Amissville resident Doug Harpole’s steady ascent along the 2,650-mile Pacific Crest Trail continues to go challengingly well.
Harpole, 61, a cheerful and dedicated outdoors- man with a Virginia Tech masters degree, cleared the Los Angeles area mountains last month and is near Bakersfield. Recently, he took a detour to climb Mt. Whitney, which at 14,505 feet is the highest peak in the lower 48 states.
Here are excerpts from a recent email:
“Hi all, it’s been an amazing few weeks. Today I’m in Bishop taking a true zero (mileage day), absolutely nothing to do but sit in the shade. The desert is done and everyone has had enough. The wind in the last 200 miles was brutal. Just a week into the Sierras and it’s been magnificent but cold (20s at night). But it’s been pretty physically demanding.
Mt. Whitney is a side trip off the PCT. We camped at about 10,000 feet and seven miles from the summit. We got up before dawn and our ascent was spectacular. It was beautiful to see mountains around us on the way up and then to be able to look down on them later from the Whitney summit. Many, many lakes. Most of the snow was melted.

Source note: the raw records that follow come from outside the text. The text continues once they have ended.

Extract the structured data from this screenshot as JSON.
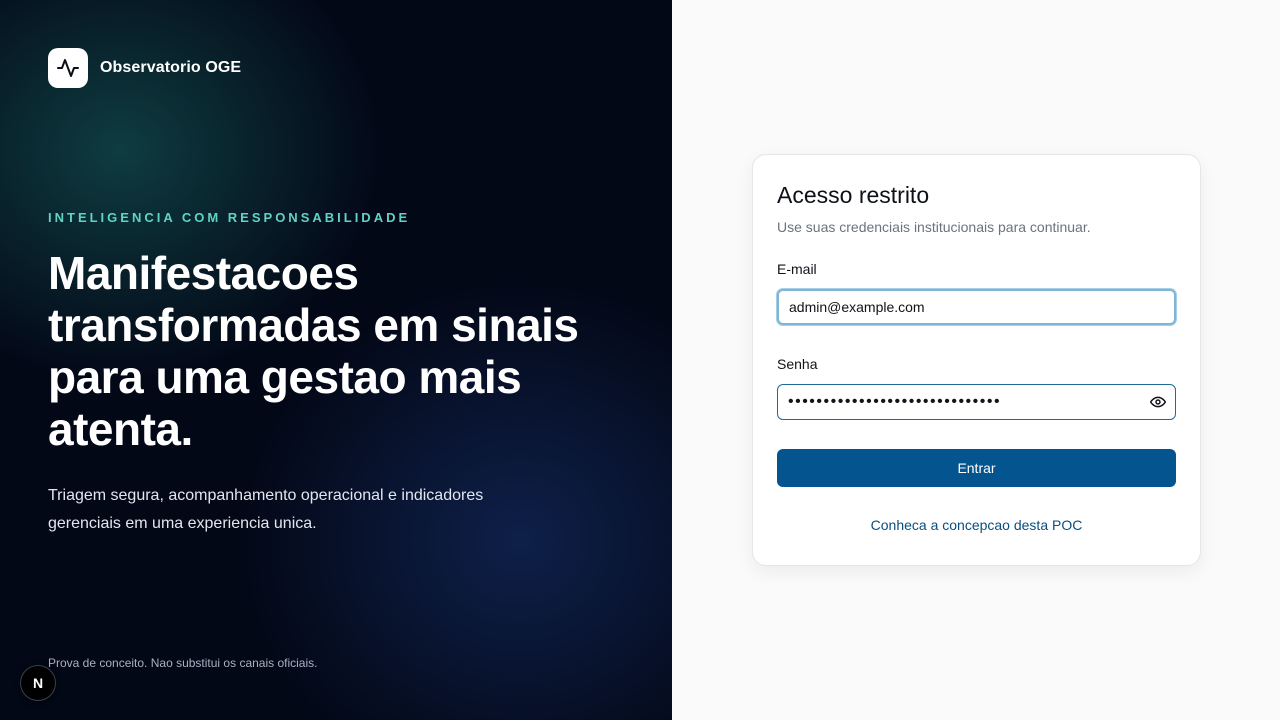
{
  "brand": {
    "name": "Observatorio OGE",
    "logo_icon": "activity-pulse-icon"
  },
  "hero": {
    "eyebrow": "INTELIGENCIA COM RESPONSABILIDADE",
    "headline": "Manifestacoes transformadas em sinais para uma gestao mais atenta.",
    "subtitle": "Triagem segura, acompanhamento operacional e indicadores gerenciais em uma experiencia unica.",
    "disclaimer": "Prova de conceito. Nao substitui os canais oficiais."
  },
  "login": {
    "title": "Acesso restrito",
    "description": "Use suas credenciais institucionais para continuar.",
    "email_label": "E-mail",
    "email_value": "admin@example.com",
    "password_label": "Senha",
    "password_value": "••••••••••••••••••••••••••••••",
    "password_toggle_icon": "eye-icon",
    "submit_label": "Entrar",
    "concept_link": "Conheca a concepcao desta POC"
  },
  "next_badge": {
    "letter": "N"
  },
  "colors": {
    "hero_background": "#030817",
    "accent_teal": "#5fd4c6",
    "primary_button": "#04558f",
    "link": "#0b4f7e"
  }
}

Valkyrie (he is trekking with a Danish friend, Nadine Bruhn, 36, he met while hiking the Appalachian Trail in 2018) was not feeling well and we stopped about a mile from the summit. We ran into some friends descending and she decided to go back with them and I continued alone.

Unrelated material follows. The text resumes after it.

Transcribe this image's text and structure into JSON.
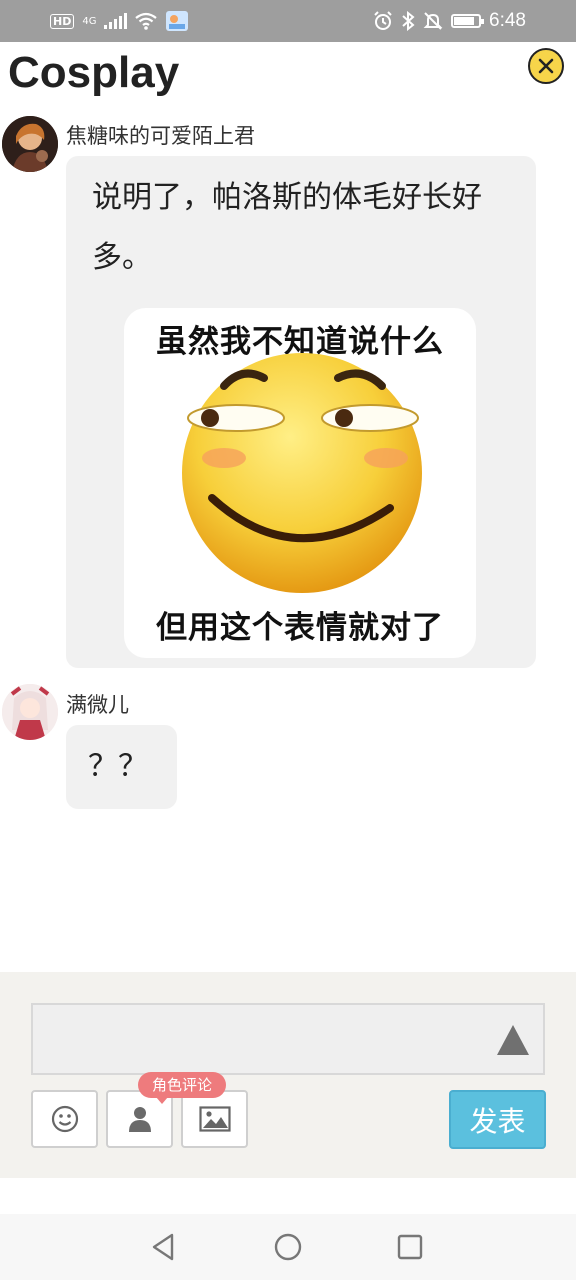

As expected the views were great but I think that more than anything I was just excited about the accomplishment and the fact that I was standing so high up. I had lunch and returned to camp. Whitney must be a special place. I know of two marriage proposals that took place the day I was up there. One at the summit and one that was halfway up because the bride-to-be couldn’t finish the climb. A day later the trail goes over Forester Pass (13,120 feet). This is the highest point on the actual PCT. I thought it was more fun and beautiful than Whitney.
We were hiking with a young German couple and treading slowly and carefully down. I noticed a little chute where people had been glissading, so without saying anything, I stepped a few feet over, sat down, and then shot about 200 feet down the mountain be- fore my friends knew what was happening.

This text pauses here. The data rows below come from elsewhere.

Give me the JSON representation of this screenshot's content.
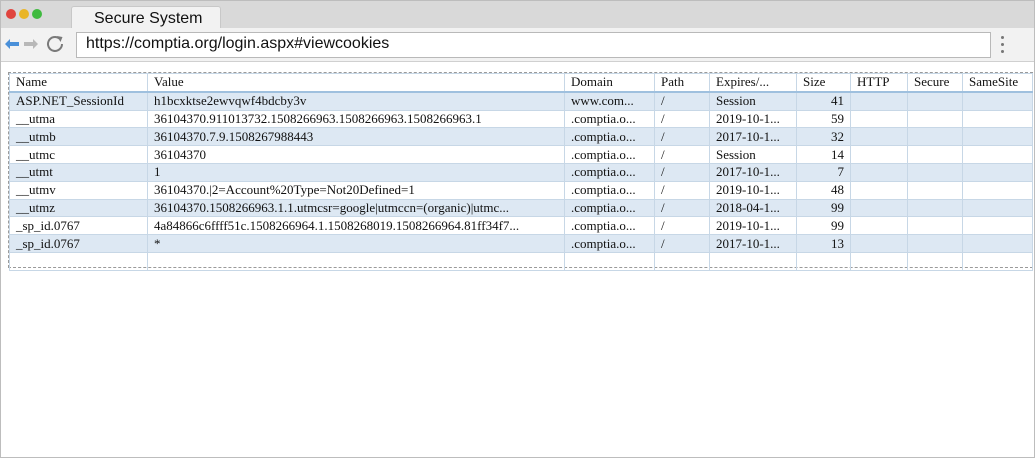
{
  "browser": {
    "tab_title": "Secure System",
    "url": "https://comptia.org/login.aspx#viewcookies"
  },
  "table": {
    "headers": [
      "Name",
      "Value",
      "Domain",
      "Path",
      "Expires/...",
      "Size",
      "HTTP",
      "Secure",
      "SameSite"
    ],
    "rows": [
      {
        "name": "ASP.NET_SessionId",
        "value": "h1bcxktse2ewvqwf4bdcby3v",
        "domain": "www.com...",
        "path": "/",
        "expires": "Session",
        "size": "41",
        "http": "",
        "secure": "",
        "samesite": ""
      },
      {
        "name": "__utma",
        "value": "36104370.911013732.1508266963.1508266963.1508266963.1",
        "domain": ".comptia.o...",
        "path": "/",
        "expires": "2019-10-1...",
        "size": "59",
        "http": "",
        "secure": "",
        "samesite": ""
      },
      {
        "name": "__utmb",
        "value": "36104370.7.9.1508267988443",
        "domain": ".comptia.o...",
        "path": "/",
        "expires": "2017-10-1...",
        "size": "32",
        "http": "",
        "secure": "",
        "samesite": ""
      },
      {
        "name": "__utmc",
        "value": "36104370",
        "domain": ".comptia.o...",
        "path": "/",
        "expires": "Session",
        "size": "14",
        "http": "",
        "secure": "",
        "samesite": ""
      },
      {
        "name": "__utmt",
        "value": "1",
        "domain": ".comptia.o...",
        "path": "/",
        "expires": "2017-10-1...",
        "size": "7",
        "http": "",
        "secure": "",
        "samesite": ""
      },
      {
        "name": "__utmv",
        "value": "36104370.|2=Account%20Type=Not20Defined=1",
        "domain": ".comptia.o...",
        "path": "/",
        "expires": "2019-10-1...",
        "size": "48",
        "http": "",
        "secure": "",
        "samesite": ""
      },
      {
        "name": "__utmz",
        "value": "36104370.1508266963.1.1.utmcsr=google|utmccn=(organic)|utmc...",
        "domain": ".comptia.o...",
        "path": "/",
        "expires": "2018-04-1...",
        "size": "99",
        "http": "",
        "secure": "",
        "samesite": ""
      },
      {
        "name": "_sp_id.0767",
        "value": "4a84866c6ffff51c.1508266964.1.1508268019.1508266964.81ff34f7...",
        "domain": ".comptia.o...",
        "path": "/",
        "expires": "2019-10-1...",
        "size": "99",
        "http": "",
        "secure": "",
        "samesite": ""
      },
      {
        "name": "_sp_id.0767",
        "value": "*",
        "domain": ".comptia.o...",
        "path": "/",
        "expires": "2017-10-1...",
        "size": "13",
        "http": "",
        "secure": "",
        "samesite": ""
      },
      {
        "name": "",
        "value": "",
        "domain": "",
        "path": "",
        "expires": "",
        "size": "",
        "http": "",
        "secure": "",
        "samesite": ""
      }
    ]
  },
  "colors": {
    "row_alt": "#dde8f3",
    "grid": "#c7d7e6",
    "back_arrow": "#4a90d9",
    "fwd_arrow": "#b8b8b8"
  },
  "icons": {
    "back": "back-arrow-icon",
    "forward": "forward-arrow-icon",
    "reload": "reload-icon",
    "menu": "kebab-menu-icon"
  }
}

I almost took out another hiker near the end of my ride. Before starting the trail, I had told myself that at my age, I didn’t need to risk injury glissading, but it was the best slide I’ve ever been on. I had a thoroughly soaked and frozen butt afterwards. My friends then followed.
We continued that day to a side trail that would take us over Kearsarge Pass (11,791 feet) and into town.
Physically I have felt great the entire trip. I can honestly say that I haven’t had any muscle sore- ness until this week. Right now I feel pretty beat up (sore legs, shoulders, upper arms, and back).
My feet don’t hurt like they did on the AT but my toes have taken a beating. I’ve worn the same model shoes since the AT but when I bought a replacement pair after 500 miles the new model of the shoe is slightly different and my toes have gotten really torn up. I lost a couple of toenails but nothing that has slowed my hiking. They’re not as painful as they look.
Once again I will reiterate how many international hikers there are. When we got to town yesterday we went straight to the brewery for ‘lunch.’ At our table of 10, three were Americans. The others were all European with one Argentinian.
Again, resupply has been more difficult be- cause towns are farther apart and smaller than on the AT. And many towns are miles from the trail. But at least now water is everywhere! No more having to carry six liters (12 extra pounds!).
Whenever I can find them I pack out a bag of mini sweet peppers and Valkyrie gets baby carrots and we share. Next to Snickers, it’s the highlight of our food supply. I’ve stepped on a few scales and appear to have lost 10-15 pounds. No surprise.
I feel really strong and can run up and down the trail like a mountain goat. The elevations and slopes have slowed Valkyrie but this has allowed me more time to devote to birding (over 80 species identified) and botanizing.
Birding is fantastic but tree ID has been frustrating. We are approaching an area than has some of the highest conifer diversity in the world.”